Start of PROVIDED MATERIAL

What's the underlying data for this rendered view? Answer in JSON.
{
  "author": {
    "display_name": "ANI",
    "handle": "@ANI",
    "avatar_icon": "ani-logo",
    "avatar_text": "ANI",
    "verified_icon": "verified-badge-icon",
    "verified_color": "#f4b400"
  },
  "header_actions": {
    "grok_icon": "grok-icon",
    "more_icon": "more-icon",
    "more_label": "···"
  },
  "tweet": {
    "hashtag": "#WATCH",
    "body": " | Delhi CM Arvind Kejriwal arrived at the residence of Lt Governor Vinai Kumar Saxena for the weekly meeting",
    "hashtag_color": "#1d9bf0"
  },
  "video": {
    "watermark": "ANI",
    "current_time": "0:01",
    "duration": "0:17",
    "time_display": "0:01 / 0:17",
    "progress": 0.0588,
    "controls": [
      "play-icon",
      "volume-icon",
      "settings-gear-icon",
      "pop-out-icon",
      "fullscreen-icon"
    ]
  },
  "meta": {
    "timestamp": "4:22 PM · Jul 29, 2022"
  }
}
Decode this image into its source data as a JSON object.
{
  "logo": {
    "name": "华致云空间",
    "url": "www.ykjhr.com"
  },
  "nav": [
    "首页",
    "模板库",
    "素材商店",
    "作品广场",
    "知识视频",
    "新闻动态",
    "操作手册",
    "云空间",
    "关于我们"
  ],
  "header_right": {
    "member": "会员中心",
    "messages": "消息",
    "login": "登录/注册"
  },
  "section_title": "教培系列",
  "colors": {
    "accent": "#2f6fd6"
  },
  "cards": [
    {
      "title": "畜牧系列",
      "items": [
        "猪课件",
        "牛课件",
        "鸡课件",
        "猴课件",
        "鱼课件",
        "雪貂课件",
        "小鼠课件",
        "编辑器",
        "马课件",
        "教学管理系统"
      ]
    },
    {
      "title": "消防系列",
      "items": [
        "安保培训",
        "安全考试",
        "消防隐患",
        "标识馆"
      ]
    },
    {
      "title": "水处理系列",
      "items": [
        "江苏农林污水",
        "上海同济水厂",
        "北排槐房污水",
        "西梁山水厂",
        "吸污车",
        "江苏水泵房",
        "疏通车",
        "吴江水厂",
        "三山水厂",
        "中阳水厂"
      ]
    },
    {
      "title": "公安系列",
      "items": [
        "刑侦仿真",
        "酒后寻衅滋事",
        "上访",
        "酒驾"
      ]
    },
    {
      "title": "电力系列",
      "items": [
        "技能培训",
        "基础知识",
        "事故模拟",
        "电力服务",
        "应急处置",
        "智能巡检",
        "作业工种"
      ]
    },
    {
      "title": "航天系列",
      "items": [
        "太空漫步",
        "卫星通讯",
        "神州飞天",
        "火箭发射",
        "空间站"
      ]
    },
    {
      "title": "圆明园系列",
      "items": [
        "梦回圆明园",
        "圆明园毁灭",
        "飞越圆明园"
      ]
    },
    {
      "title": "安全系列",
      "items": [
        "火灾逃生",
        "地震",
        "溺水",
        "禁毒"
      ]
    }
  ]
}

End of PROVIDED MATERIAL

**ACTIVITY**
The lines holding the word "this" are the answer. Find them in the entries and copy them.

**WRITTEN ANSWER**
What's the underlying data for this rendered view? Answer in JSON.
Decode this image into its source data as a JSON object.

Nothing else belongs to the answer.